[Skip to Content]
Access to paid content on this site is currently suspended due to excessive activity being detected from your IP address 34.203.245.76. Please contact the publisher to request reinstatement.
[Skip to Content Landing]
Views 93
Citations 0
JAMA Ophthalmology Clinical Challenge
December 27, 2018

Central Scotoma a Year After Motor Vehicle Crash

Author Affiliations
  • 1Department of Ophthalmology, Massachusetts Eye and Ear Infirmary, Harvard Medical School, Boston, Massachusetts
  • 2National and Kapodistrian University Athens Medical School, Athens, Greece
JAMA Ophthalmol. Published online December 27, 2018. doi:10.1001/jamaophthalmol.2018.5421
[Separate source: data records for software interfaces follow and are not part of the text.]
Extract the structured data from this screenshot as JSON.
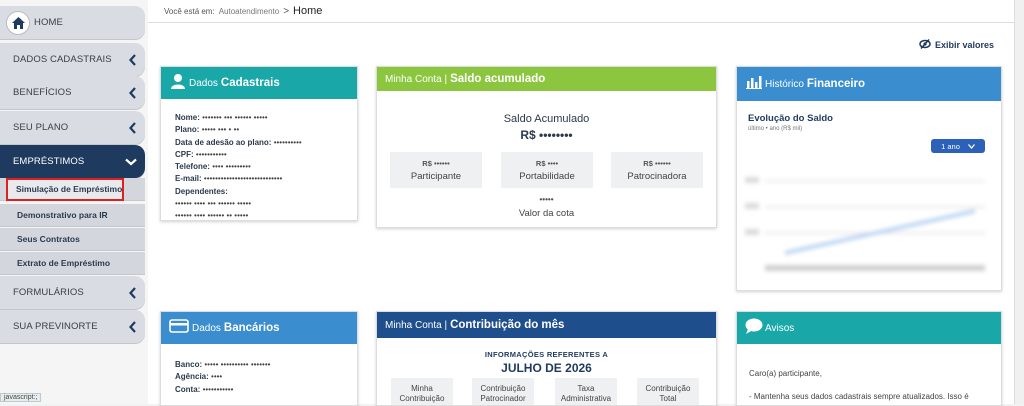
{
  "sidebar": {
    "home": "HOME",
    "items": [
      {
        "label": "DADOS CADASTRAIS"
      },
      {
        "label": "BENEFÍCIOS"
      },
      {
        "label": "SEU PLANO"
      },
      {
        "label": "EMPRÉSTIMOS"
      },
      {
        "label": "FORMULÁRIOS"
      },
      {
        "label": "SUA PREVINORTE"
      }
    ],
    "subitems": [
      {
        "label": "Simulação de Empréstimo"
      },
      {
        "label": "Demonstrativo para IR"
      },
      {
        "label": "Seus Contratos"
      },
      {
        "label": "Extrato de Empréstimo"
      }
    ]
  },
  "status_bar": "javascript:;",
  "breadcrumb": {
    "prefix": "Você está em:",
    "section": "Autoatendimento",
    "separator": ">",
    "current": "Home"
  },
  "toggle_values": "Exibir valores",
  "dados_cadastrais": {
    "title": "Dados Cadastrais",
    "color": "#1aa7a8",
    "fields": [
      {
        "label": "Nome:",
        "value": "••••••• ••• •••••• •••••"
      },
      {
        "label": "Plano:",
        "value": "••••• ••• • ••"
      },
      {
        "label": "Data de adesão ao plano:",
        "value": "••••••••••"
      },
      {
        "label": "CPF:",
        "value": "•••••••••••"
      },
      {
        "label": "Telefone:",
        "value": "•••• •••••••••"
      },
      {
        "label": "E-mail:",
        "value": "••••••••••••••••••••••••••••"
      },
      {
        "label": "Dependentes:",
        "value": ""
      }
    ],
    "dependents": [
      "•••••• •••• ••• •••••• •••••",
      "•••••• •••• •••••• •• •••••"
    ]
  },
  "saldo": {
    "prefix": "Minha Conta |",
    "title": "Saldo acumulado",
    "color": "#8cc63f",
    "heading": "Saldo Acumulado",
    "total": "R$ ••••••••",
    "boxes": [
      {
        "value": "R$ ••••••",
        "label": "Participante"
      },
      {
        "value": "R$ ••••",
        "label": "Portabilidade"
      },
      {
        "value": "R$ ••••••",
        "label": "Patrocinadora"
      }
    ],
    "quota_value": "•••••",
    "quota_label": "Valor da cota"
  },
  "historico": {
    "title_prefix": "Histórico",
    "title": "Financeiro",
    "color": "#3a8dcf",
    "chart_title": "Evolução do Saldo",
    "chart_subtitle": "último • ano (R$ mil)",
    "period": "1 ano"
  },
  "dados_bancarios": {
    "title_prefix": "Dados",
    "title": "Bancários",
    "color": "#3a8dcf",
    "fields": [
      {
        "label": "Banco:",
        "value": "••••• •••••••••• •••••••"
      },
      {
        "label": "Agência:",
        "value": "••••"
      },
      {
        "label": "Conta:",
        "value": "•••••••••••"
      }
    ]
  },
  "contribuicao": {
    "prefix": "Minha Conta |",
    "title": "Contribuição do mês",
    "color": "#1f4e8c",
    "info": "INFORMAÇÕES REFERENTES A",
    "month": "JULHO DE 2026",
    "boxes": [
      "Minha Contribuição",
      "Contribuição Patrocinador",
      "Taxa Administrativa",
      "Contribuição Total"
    ]
  },
  "avisos": {
    "title": "Avisos",
    "color": "#1aa7a8",
    "greeting": "Caro(a) participante,",
    "line1": "- Mantenha seus dados cadastrais sempre atualizados. Isso é"
  }
}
A woman in her early 60s presented with an 8-month history of central scotoma and blurry vision in her right eye. Her medical history was significant for a motor vehicle crash that occurred almost a year earlier, with no direct head trauma or eye injury. On examination, her best-corrected visual acuity was 20/500 OD and 20/30 OS. Anterior segment examination was remarkable for pseudophakia on the right eye and mild cataract in the left. Fundus examination was remarkable for a slightly blunted foveal reflex in the right eye. Spectral-domain optical coherence tomography (SD-OCT) showed segmental atrophy of the inner retina (Figure 1A). Fluorescein angiography was unrevealing (Figure 1B).

×